§ **BRIEF**:
Every record must be copied exactly. Leave nothing out.

(THE RECORDS)

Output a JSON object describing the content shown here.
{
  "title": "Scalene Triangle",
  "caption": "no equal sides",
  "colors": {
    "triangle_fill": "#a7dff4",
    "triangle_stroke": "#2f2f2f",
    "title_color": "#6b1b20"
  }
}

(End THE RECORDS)

§ **EXERCISE RESULT**:
Output a JSON object describing the content shown here.
{
  "title": "Scalene Triangle",
  "caption": "no equal sides",
  "colors": {
    "triangle_fill": "#a7dff4",
    "triangle_stroke": "#2f2f2f",
    "title_color": "#6b1b20"
  }
}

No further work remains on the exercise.